Extracted records -
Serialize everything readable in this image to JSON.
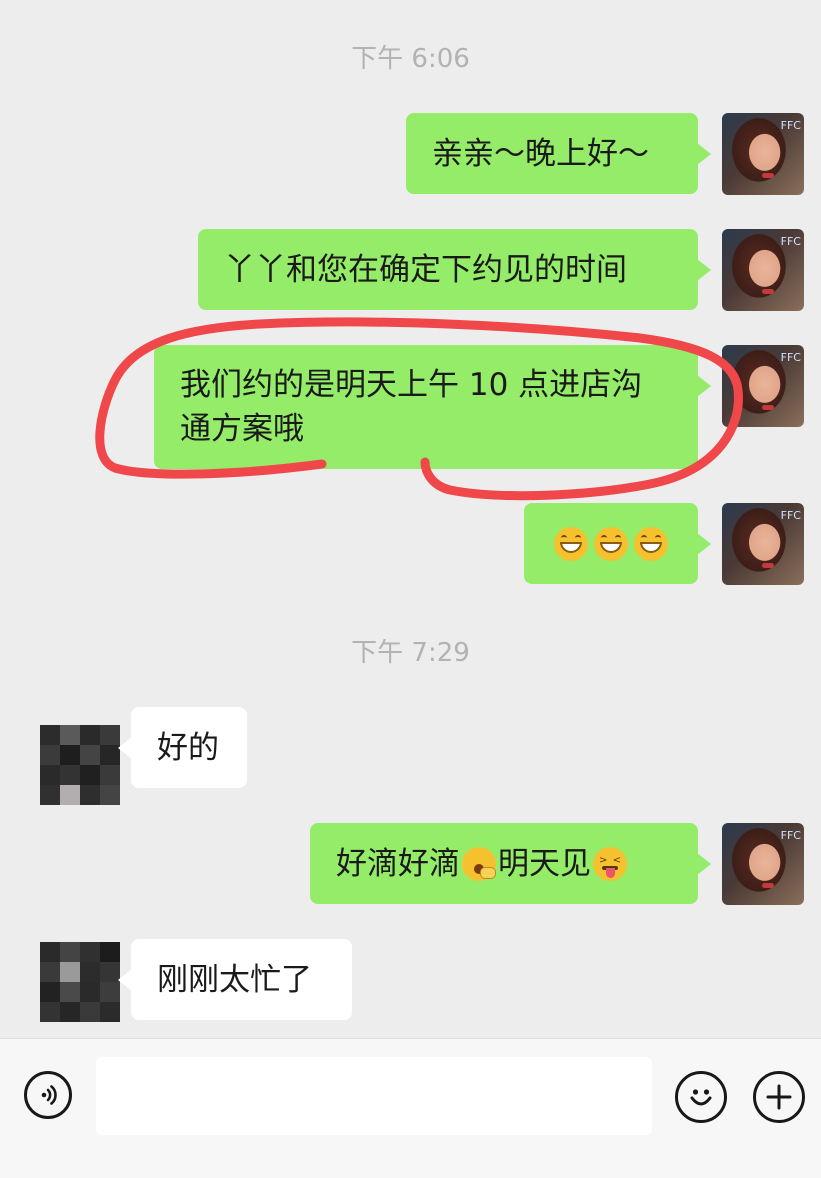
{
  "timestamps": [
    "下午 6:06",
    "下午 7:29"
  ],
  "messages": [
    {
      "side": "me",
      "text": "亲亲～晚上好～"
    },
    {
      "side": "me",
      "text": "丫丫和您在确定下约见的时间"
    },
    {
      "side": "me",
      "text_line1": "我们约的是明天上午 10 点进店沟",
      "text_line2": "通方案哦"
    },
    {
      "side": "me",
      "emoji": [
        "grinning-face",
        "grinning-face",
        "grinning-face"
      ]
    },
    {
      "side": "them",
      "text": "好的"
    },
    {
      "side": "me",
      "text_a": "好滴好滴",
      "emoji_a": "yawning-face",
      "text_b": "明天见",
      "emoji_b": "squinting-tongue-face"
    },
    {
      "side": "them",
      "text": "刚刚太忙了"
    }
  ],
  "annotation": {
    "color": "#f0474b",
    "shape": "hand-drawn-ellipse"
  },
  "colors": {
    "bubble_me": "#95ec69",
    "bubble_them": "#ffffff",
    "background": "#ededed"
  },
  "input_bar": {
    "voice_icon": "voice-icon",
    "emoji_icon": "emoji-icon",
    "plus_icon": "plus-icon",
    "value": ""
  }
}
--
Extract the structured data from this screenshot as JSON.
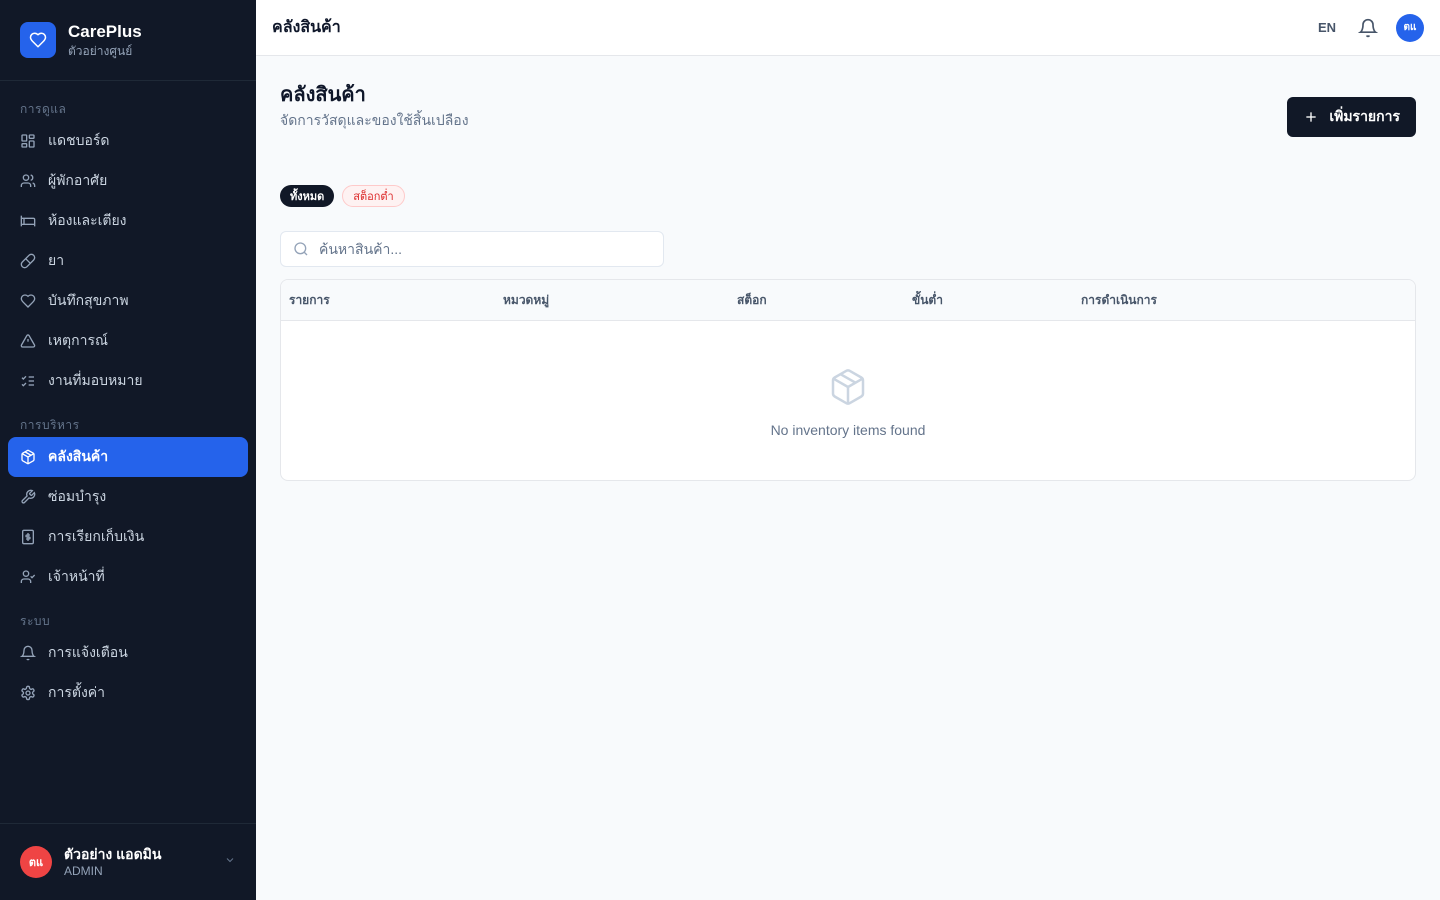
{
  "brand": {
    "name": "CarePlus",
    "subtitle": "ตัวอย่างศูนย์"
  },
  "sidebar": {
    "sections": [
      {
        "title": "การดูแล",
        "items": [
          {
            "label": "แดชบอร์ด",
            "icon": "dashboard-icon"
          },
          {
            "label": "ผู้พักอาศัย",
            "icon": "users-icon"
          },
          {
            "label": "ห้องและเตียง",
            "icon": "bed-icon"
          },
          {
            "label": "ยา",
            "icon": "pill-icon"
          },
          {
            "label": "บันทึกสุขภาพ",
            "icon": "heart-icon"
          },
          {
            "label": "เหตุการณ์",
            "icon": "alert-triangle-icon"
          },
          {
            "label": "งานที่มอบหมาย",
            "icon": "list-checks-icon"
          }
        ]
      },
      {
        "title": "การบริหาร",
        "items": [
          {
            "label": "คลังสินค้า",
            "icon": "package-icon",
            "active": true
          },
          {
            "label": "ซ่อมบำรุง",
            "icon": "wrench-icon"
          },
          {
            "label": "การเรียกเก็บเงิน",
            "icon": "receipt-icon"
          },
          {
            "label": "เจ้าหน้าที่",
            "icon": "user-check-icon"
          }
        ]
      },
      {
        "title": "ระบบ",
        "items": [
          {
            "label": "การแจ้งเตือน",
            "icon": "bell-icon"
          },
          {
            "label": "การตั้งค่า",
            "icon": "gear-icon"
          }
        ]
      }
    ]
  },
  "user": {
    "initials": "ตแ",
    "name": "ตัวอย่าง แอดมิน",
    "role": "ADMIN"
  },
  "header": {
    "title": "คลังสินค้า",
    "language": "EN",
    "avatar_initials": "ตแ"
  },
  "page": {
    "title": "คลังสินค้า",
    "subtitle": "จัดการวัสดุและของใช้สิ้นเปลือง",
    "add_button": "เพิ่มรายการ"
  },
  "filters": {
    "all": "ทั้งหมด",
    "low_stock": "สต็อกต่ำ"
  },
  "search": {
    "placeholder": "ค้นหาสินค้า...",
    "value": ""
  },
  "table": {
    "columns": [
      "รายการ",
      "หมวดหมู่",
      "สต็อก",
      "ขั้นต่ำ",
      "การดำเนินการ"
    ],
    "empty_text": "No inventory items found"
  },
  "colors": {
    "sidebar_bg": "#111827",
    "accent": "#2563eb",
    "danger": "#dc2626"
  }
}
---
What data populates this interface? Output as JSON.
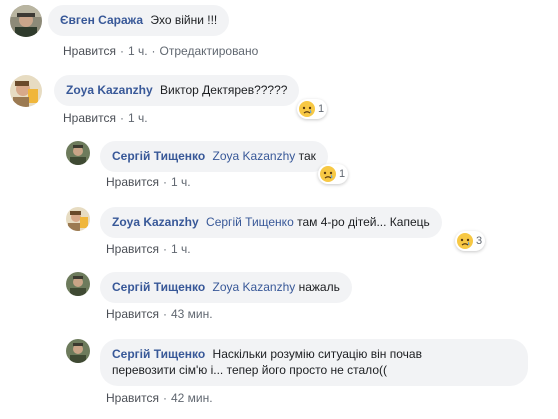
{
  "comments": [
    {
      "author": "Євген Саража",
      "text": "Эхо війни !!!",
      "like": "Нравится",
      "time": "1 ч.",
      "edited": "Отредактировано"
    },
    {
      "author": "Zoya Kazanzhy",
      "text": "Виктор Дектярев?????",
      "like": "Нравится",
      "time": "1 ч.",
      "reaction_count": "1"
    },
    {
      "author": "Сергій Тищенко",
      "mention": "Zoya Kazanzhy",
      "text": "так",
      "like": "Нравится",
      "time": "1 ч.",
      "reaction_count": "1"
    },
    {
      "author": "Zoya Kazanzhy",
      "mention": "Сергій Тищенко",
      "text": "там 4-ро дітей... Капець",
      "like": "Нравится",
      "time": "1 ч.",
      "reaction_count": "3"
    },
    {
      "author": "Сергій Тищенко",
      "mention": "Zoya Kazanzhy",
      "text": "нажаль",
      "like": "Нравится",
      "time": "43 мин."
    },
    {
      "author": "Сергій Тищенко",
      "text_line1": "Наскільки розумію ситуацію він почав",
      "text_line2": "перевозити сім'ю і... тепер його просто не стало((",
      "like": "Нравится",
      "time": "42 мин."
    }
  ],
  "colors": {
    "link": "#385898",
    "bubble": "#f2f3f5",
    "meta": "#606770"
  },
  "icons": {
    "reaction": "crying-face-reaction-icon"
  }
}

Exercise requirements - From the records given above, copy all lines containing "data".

The answer -
Extract the structured data from this screenshot as JSON.
What data populates this interface? Output as JSON.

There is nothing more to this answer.